Fish, like Dredge and TPS, saw a drop-off from Q4 to Q1. The majority of Fish decks, especially in the US, are still Noble Fish, while Europe displayed
more variety, including U/R and U/W Fish. The challenge for Fish decks is finding a strategy that can keep up with Gush, Drains, and Workshops, all of
which require different answers.

This list is notable in that it uses a full set of four Cold-Eyed Selkies, with four Dazes and three Spell Pierces providing plenty of countermagic.

Deck Analysis – TPS

Players opting for Storm strategies have tended to use Gush rather than more traditional TPS strategies during Q1. Gush decks offer similar speed and
can make good use of the storm mechanic without being as reliant on Dark Ritual or Cabal Ritual, both of which are liabilities against Workshops. This
quarter didn’t reveal much new in the way of TPS strategies, as most of the development in Storm decks appeared to be focused on Gush Storm.

Deck Analysis—Other Notable Decks

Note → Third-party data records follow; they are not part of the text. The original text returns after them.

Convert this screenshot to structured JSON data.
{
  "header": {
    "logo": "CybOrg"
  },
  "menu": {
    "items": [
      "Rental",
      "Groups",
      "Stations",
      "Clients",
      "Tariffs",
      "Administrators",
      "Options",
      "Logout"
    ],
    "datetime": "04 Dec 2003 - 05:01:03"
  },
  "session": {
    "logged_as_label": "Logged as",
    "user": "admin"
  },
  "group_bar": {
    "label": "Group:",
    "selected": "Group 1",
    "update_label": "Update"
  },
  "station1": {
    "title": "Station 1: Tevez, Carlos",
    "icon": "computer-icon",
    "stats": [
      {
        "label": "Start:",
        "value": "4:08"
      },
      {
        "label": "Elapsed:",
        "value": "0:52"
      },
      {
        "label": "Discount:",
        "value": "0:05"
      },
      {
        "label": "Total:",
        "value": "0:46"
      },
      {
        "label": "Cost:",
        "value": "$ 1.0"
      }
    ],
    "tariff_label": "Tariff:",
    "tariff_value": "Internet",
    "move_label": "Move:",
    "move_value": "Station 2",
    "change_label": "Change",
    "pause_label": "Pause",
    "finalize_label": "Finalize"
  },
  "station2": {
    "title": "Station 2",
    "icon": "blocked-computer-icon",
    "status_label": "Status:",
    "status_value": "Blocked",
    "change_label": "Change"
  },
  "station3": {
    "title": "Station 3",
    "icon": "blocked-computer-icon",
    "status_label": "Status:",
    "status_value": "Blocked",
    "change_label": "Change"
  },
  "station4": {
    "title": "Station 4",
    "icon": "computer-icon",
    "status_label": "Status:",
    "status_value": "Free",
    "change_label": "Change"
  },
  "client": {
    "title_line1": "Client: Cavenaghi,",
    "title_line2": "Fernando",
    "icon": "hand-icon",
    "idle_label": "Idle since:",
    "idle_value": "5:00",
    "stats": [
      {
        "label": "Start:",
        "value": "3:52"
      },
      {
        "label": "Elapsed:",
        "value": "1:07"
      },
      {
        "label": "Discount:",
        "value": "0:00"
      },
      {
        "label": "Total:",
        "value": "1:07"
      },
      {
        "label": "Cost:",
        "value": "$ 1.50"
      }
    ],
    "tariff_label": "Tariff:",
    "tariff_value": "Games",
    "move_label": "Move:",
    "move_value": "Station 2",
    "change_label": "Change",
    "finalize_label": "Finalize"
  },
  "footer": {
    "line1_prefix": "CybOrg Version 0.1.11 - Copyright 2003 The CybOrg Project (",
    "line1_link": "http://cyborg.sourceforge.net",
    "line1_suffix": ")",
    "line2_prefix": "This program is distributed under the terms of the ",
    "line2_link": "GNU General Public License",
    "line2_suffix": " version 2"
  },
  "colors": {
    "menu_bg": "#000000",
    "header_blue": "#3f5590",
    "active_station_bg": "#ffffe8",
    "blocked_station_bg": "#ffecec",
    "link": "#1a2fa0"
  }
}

While some traditional strategies like Dark Times continue to see play, the most notable change during Q1 was the emergence of Painter’s Servant decks
as a foil for Gush strategies:

Patrick named his deck “Jace Sucks,” and his list certainly shows a hatred for the sculpting of minds. Painter decks are quite powerful against Gush,
but also are pretty reasonable against Workshops, as both parts of the Painter combo dodge Lodestone Golem and Painter also dodges Thorn of Amethyst,
and the basic Mountain provides a lot of anti-Shop options in the sideboard.


While the differences between some Vintage decks may be subtle, I counted 49 different archetypes and sub-archetypes during the first quarter, an
impressive amount of diversity. Workshops, Mana Drains, and Gush appear to be pulling away from the pack; what will the second quarter bring, as the
road to Vintage Champs 2011 begins?

Matt Elias
[email protected]
Voltron00x on SCG,TMD, and The Source